Work to be completed
Copy the data verbatim and leave out every picture.

--- Information shown Enclosed Below ---

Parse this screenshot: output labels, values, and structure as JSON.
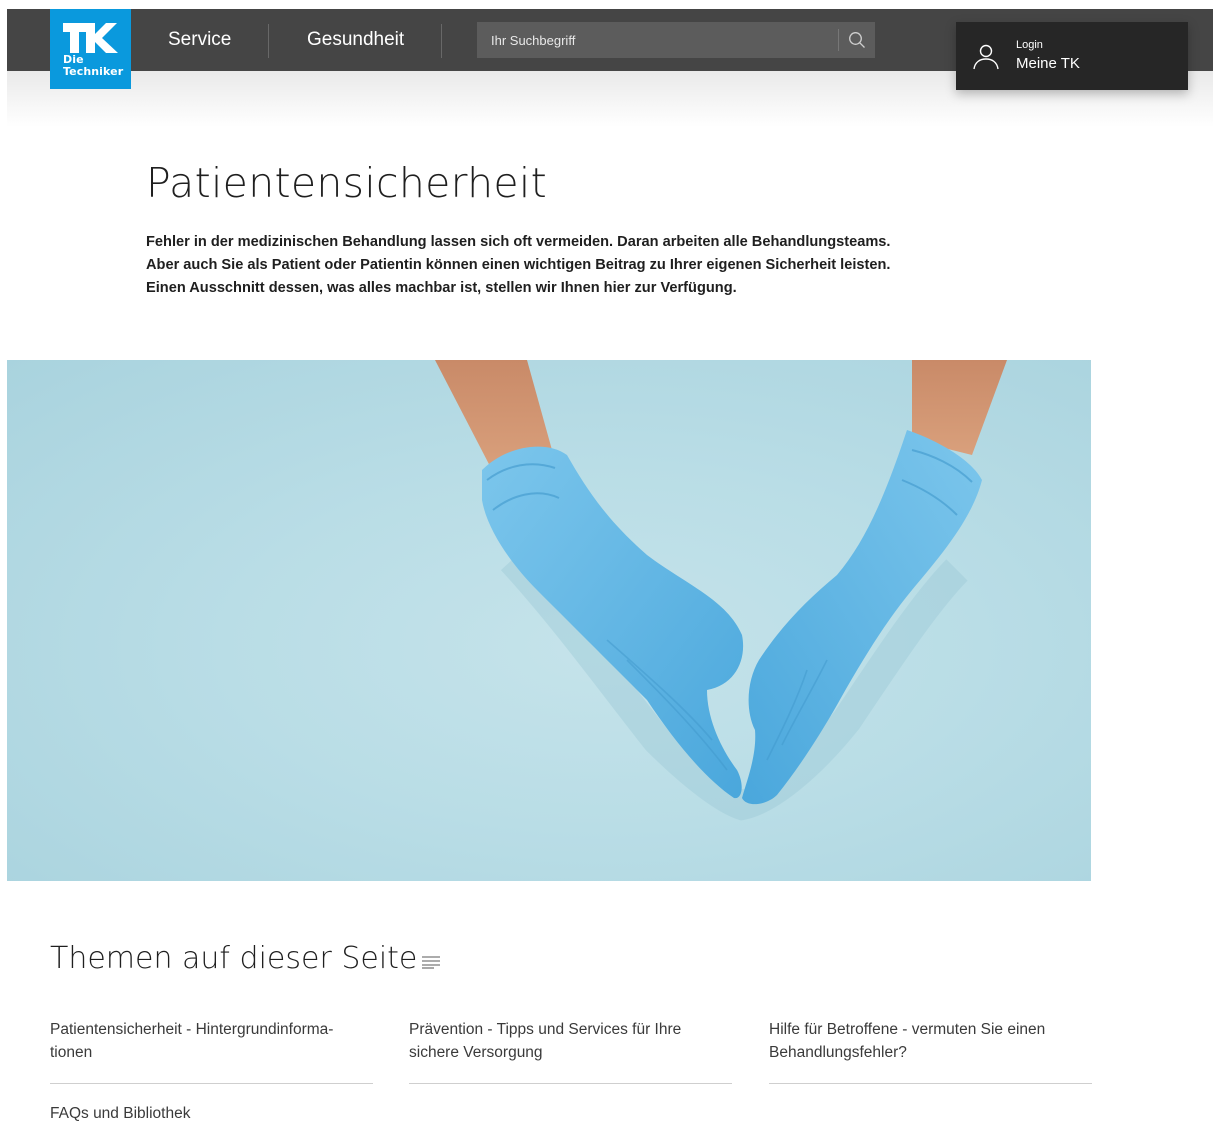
{
  "brand": {
    "logo_text_line1": "Die",
    "logo_text_line2": "Techniker",
    "color": "#0a99dd"
  },
  "nav": {
    "items": [
      {
        "label": "Service"
      },
      {
        "label": "Gesundheit"
      }
    ]
  },
  "search": {
    "placeholder": "Ihr Suchbegriff",
    "value": "",
    "icon": "search-icon"
  },
  "login": {
    "small_label": "Login",
    "label": "Meine TK",
    "icon": "user-icon"
  },
  "page": {
    "title": "Patientensicherheit",
    "intro": "Fehler in der medizinischen Behandlung lassen sich oft vermeiden. Daran arbeiten alle Behandlungsteams. Aber auch Sie als Patient oder Patientin können einen wichtigen Beitrag zu Ihrer eigenen Sicherheit leisten. Einen Ausschnitt dessen, was alles machbar ist, stellen wir Ihnen hier zur Verfügung."
  },
  "hero": {
    "image": "hands-in-blue-gloves-forming-heart",
    "background_color": "#b9dde6",
    "glove_color": "#5fb6e4"
  },
  "topics": {
    "heading": "Themen auf dieser Seite",
    "heading_icon": "list-icon",
    "items": [
      {
        "label_line1": "Patientensicherheit - Hintergrundinforma-",
        "label_line2": "tionen"
      },
      {
        "label_line1": "Prävention - Tipps und Services für Ihre",
        "label_line2": "sichere Versorgung"
      },
      {
        "label_line1": "Hilfe für Betroffene - vermuten Sie einen",
        "label_line2": "Behandlungsfehler?"
      },
      {
        "label_line1": "FAQs und Bibliothek"
      }
    ]
  }
}
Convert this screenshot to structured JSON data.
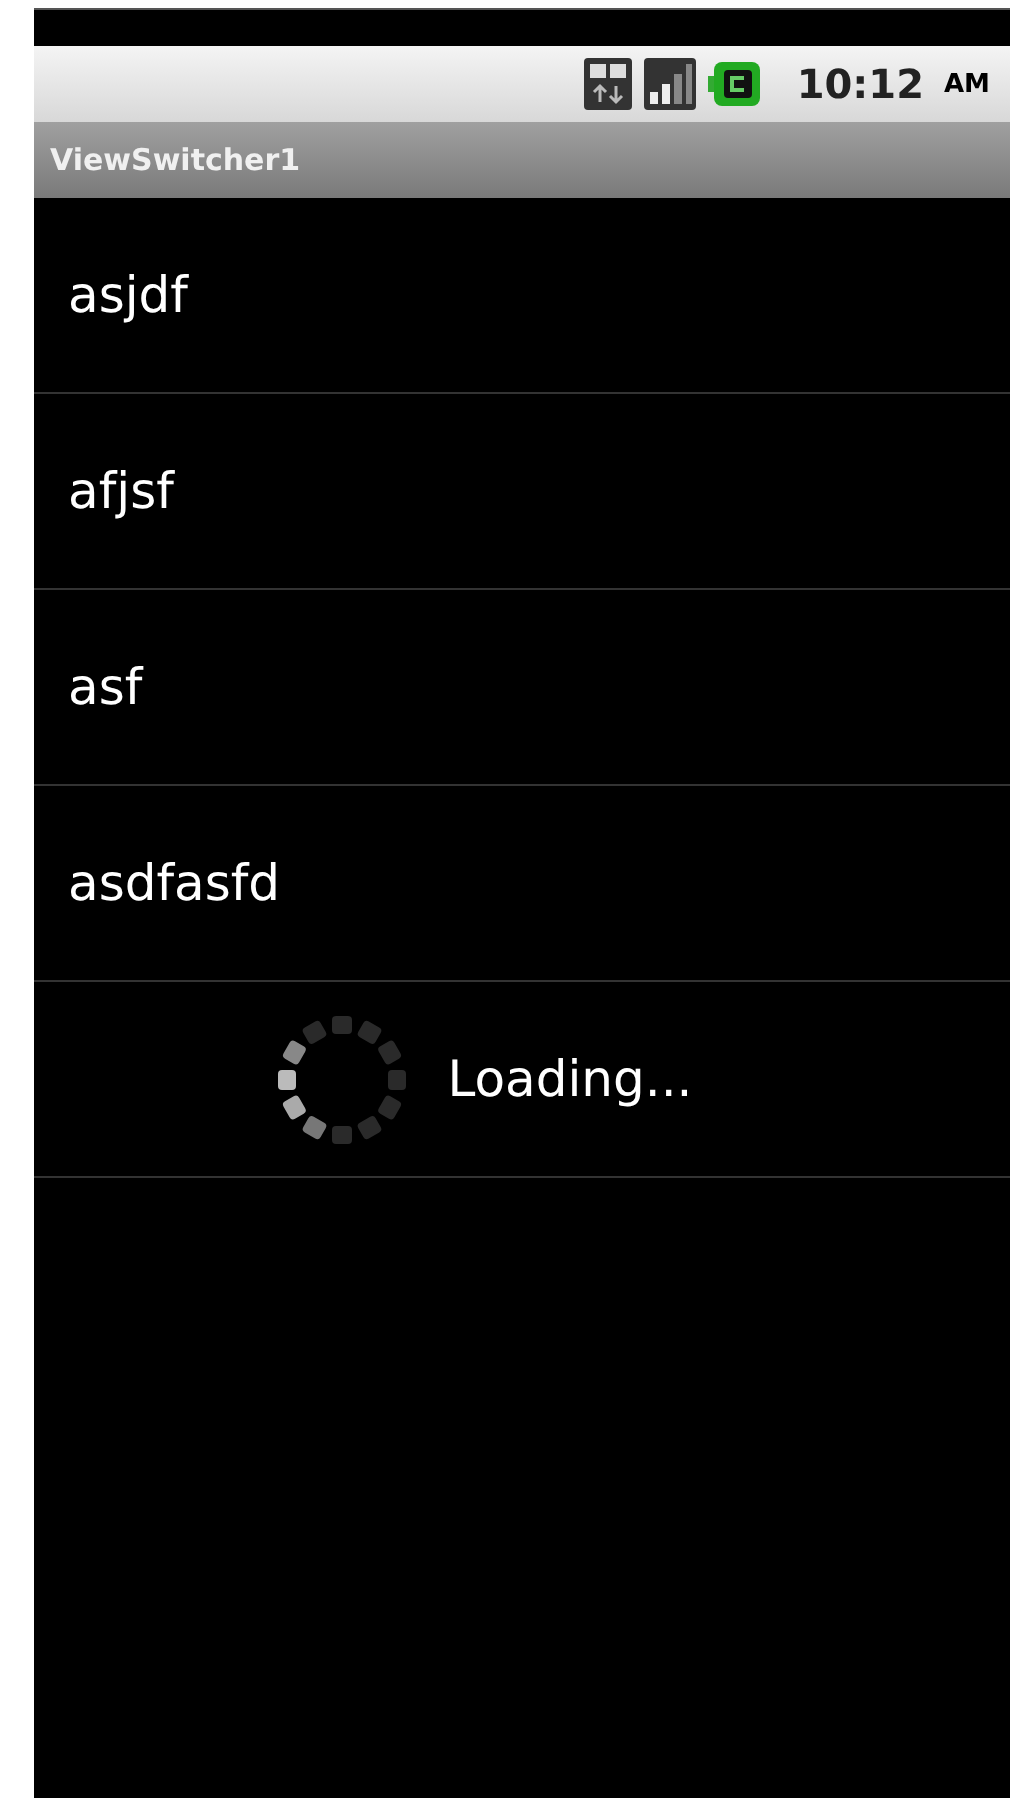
{
  "status_bar": {
    "time": "10:12",
    "am_pm": "AM"
  },
  "window": {
    "title": "ViewSwitcher1"
  },
  "list": {
    "items": [
      {
        "label": "asjdf"
      },
      {
        "label": "afjsf"
      },
      {
        "label": "asf"
      },
      {
        "label": "asdfasfd"
      }
    ],
    "footer": {
      "label": "Loading..."
    }
  }
}
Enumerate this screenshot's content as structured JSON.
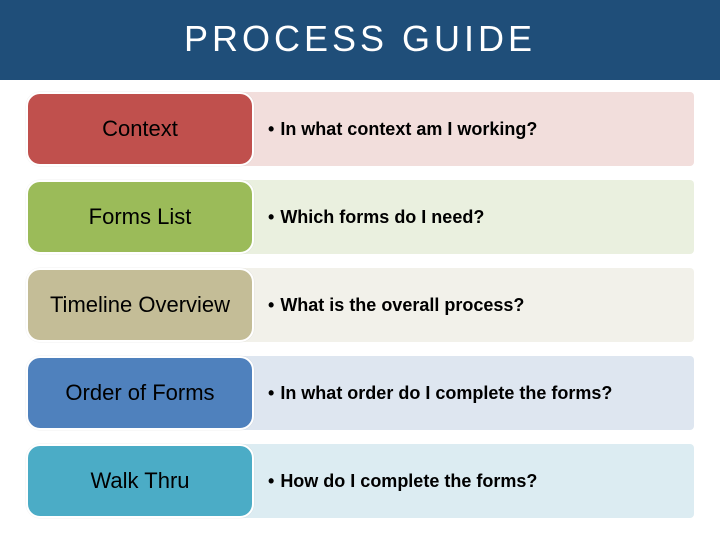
{
  "header": {
    "title": "PROCESS GUIDE"
  },
  "rows": [
    {
      "label": "Context",
      "question": "In what context am I working?"
    },
    {
      "label": "Forms List",
      "question": "Which forms do I need?"
    },
    {
      "label": "Timeline Overview",
      "question": "What is the overall process?"
    },
    {
      "label": "Order of Forms",
      "question": "In what order do I complete the forms?"
    },
    {
      "label": "Walk Thru",
      "question": "How do I complete the forms?"
    }
  ],
  "colors": {
    "header_bg": "#1f4e79",
    "row_colors": [
      "#c0504d",
      "#9bbb59",
      "#c4bd97",
      "#4f81bd",
      "#4bacc6"
    ]
  }
}
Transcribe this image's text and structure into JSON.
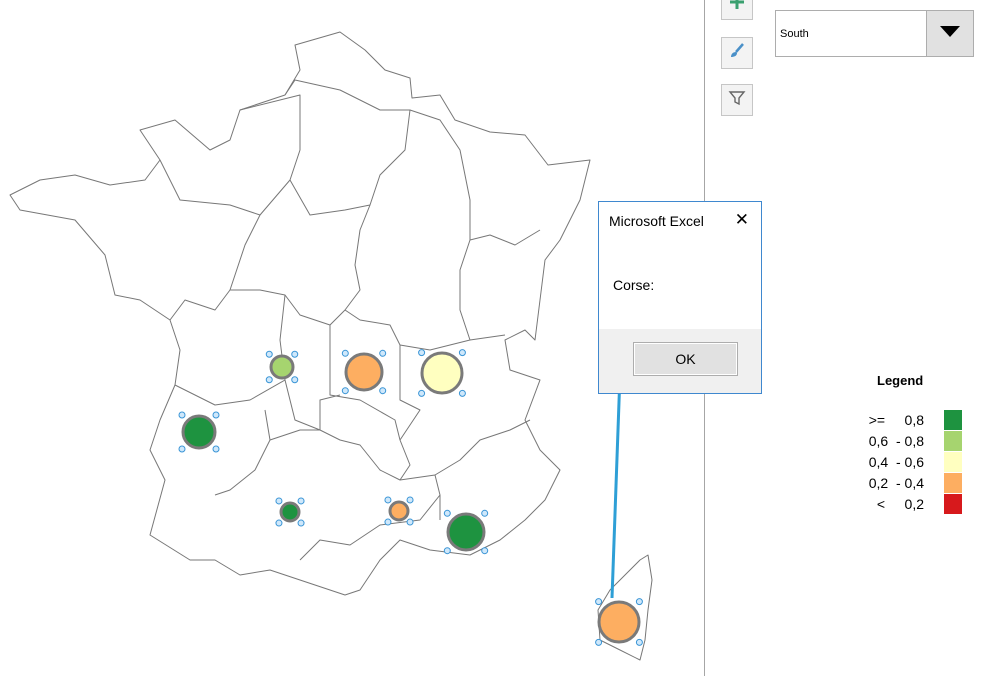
{
  "dropdown": {
    "selected": "South"
  },
  "toolbar": {
    "add": "plus-icon",
    "format": "paintbrush-icon",
    "filter": "filter-icon"
  },
  "dialog": {
    "title": "Microsoft Excel",
    "message": "Corse:",
    "ok_label": "OK"
  },
  "legend": {
    "title": "Legend",
    "items": [
      {
        "label": ">=     0,8",
        "color": "#1e9340"
      },
      {
        "label": "0,6  - 0,8",
        "color": "#a6d46f"
      },
      {
        "label": "0,4  - 0,6",
        "color": "#ffffc0"
      },
      {
        "label": "0,2  - 0,4",
        "color": "#fdae61"
      },
      {
        "label": "<     0,2",
        "color": "#d7191c"
      }
    ]
  },
  "markers": [
    {
      "region": "pays-de-la-loire",
      "color": "#a6d46f"
    },
    {
      "region": "centre",
      "color": "#fdae61"
    },
    {
      "region": "bourgogne",
      "color": "#ffffc0"
    },
    {
      "region": "aquitaine",
      "color": "#1e9340"
    },
    {
      "region": "midi-pyrenees",
      "color": "#1e9340"
    },
    {
      "region": "languedoc",
      "color": "#fdae61"
    },
    {
      "region": "paca",
      "color": "#1e9340"
    },
    {
      "region": "corse",
      "color": "#fdae61"
    }
  ],
  "colors": {
    "accent": "#2e9fd6",
    "dialog_border": "#3f88cf"
  }
}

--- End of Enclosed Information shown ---

Response for this exercise
Parse this screenshot: output labels, values, and structure as JSON.
{
  "brand": {
    "logo_text_line1": "Die",
    "logo_text_line2": "Techniker",
    "color": "#0a99dd"
  },
  "nav": {
    "items": [
      {
        "label": "Service"
      },
      {
        "label": "Gesundheit"
      }
    ]
  },
  "search": {
    "placeholder": "Ihr Suchbegriff",
    "value": "",
    "icon": "search-icon"
  },
  "login": {
    "small_label": "Login",
    "label": "Meine TK",
    "icon": "user-icon"
  },
  "page": {
    "title": "Patientensicherheit",
    "intro": "Fehler in der medizinischen Behandlung lassen sich oft vermeiden. Daran arbeiten alle Behandlungsteams. Aber auch Sie als Patient oder Patientin können einen wichtigen Beitrag zu Ihrer eigenen Sicherheit leisten. Einen Ausschnitt dessen, was alles machbar ist, stellen wir Ihnen hier zur Verfügung."
  },
  "hero": {
    "image": "hands-in-blue-gloves-forming-heart",
    "background_color": "#b9dde6",
    "glove_color": "#5fb6e4"
  },
  "topics": {
    "heading": "Themen auf dieser Seite",
    "heading_icon": "list-icon",
    "items": [
      {
        "label_line1": "Patientensicherheit - Hintergrundinforma-",
        "label_line2": "tionen"
      },
      {
        "label_line1": "Prävention - Tipps und Services für Ihre",
        "label_line2": "sichere Versorgung"
      },
      {
        "label_line1": "Hilfe für Betroffene - vermuten Sie einen",
        "label_line2": "Behandlungsfehler?"
      },
      {
        "label_line1": "FAQs und Bibliothek"
      }
    ]
  }
}
Convert this screenshot to structured JSON data.
{
  "status_bar": {
    "time": "10:12",
    "am_pm": "AM"
  },
  "window": {
    "title": "ViewSwitcher1"
  },
  "list": {
    "items": [
      {
        "label": "asjdf"
      },
      {
        "label": "afjsf"
      },
      {
        "label": "asf"
      },
      {
        "label": "asdfasfd"
      }
    ],
    "footer": {
      "label": "Loading..."
    }
  }
}
Enumerate this screenshot's content as structured JSON.
{
  "header": {
    "title": "PROCESS GUIDE"
  },
  "rows": [
    {
      "label": "Context",
      "question": "In what context am I working?"
    },
    {
      "label": "Forms List",
      "question": "Which forms do I need?"
    },
    {
      "label": "Timeline Overview",
      "question": "What is the overall process?"
    },
    {
      "label": "Order of Forms",
      "question": "In what order do I complete the forms?"
    },
    {
      "label": "Walk Thru",
      "question": "How do I complete the forms?"
    }
  ],
  "colors": {
    "header_bg": "#1f4e79",
    "row_colors": [
      "#c0504d",
      "#9bbb59",
      "#c4bd97",
      "#4f81bd",
      "#4bacc6"
    ]
  }
}
Transcribe this image's text and structure into JSON.
{
  "dropdown": {
    "selected": "South"
  },
  "toolbar": {
    "add": "plus-icon",
    "format": "paintbrush-icon",
    "filter": "filter-icon"
  },
  "dialog": {
    "title": "Microsoft Excel",
    "message": "Corse:",
    "ok_label": "OK"
  },
  "legend": {
    "title": "Legend",
    "items": [
      {
        "label": ">=     0,8",
        "color": "#1e9340"
      },
      {
        "label": "0,6  - 0,8",
        "color": "#a6d46f"
      },
      {
        "label": "0,4  - 0,6",
        "color": "#ffffc0"
      },
      {
        "label": "0,2  - 0,4",
        "color": "#fdae61"
      },
      {
        "label": "<     0,2",
        "color": "#d7191c"
      }
    ]
  },
  "markers": [
    {
      "region": "pays-de-la-loire",
      "color": "#a6d46f"
    },
    {
      "region": "centre",
      "color": "#fdae61"
    },
    {
      "region": "bourgogne",
      "color": "#ffffc0"
    },
    {
      "region": "aquitaine",
      "color": "#1e9340"
    },
    {
      "region": "midi-pyrenees",
      "color": "#1e9340"
    },
    {
      "region": "languedoc",
      "color": "#fdae61"
    },
    {
      "region": "paca",
      "color": "#1e9340"
    },
    {
      "region": "corse",
      "color": "#fdae61"
    }
  ],
  "colors": {
    "accent": "#2e9fd6",
    "dialog_border": "#3f88cf"
  }
}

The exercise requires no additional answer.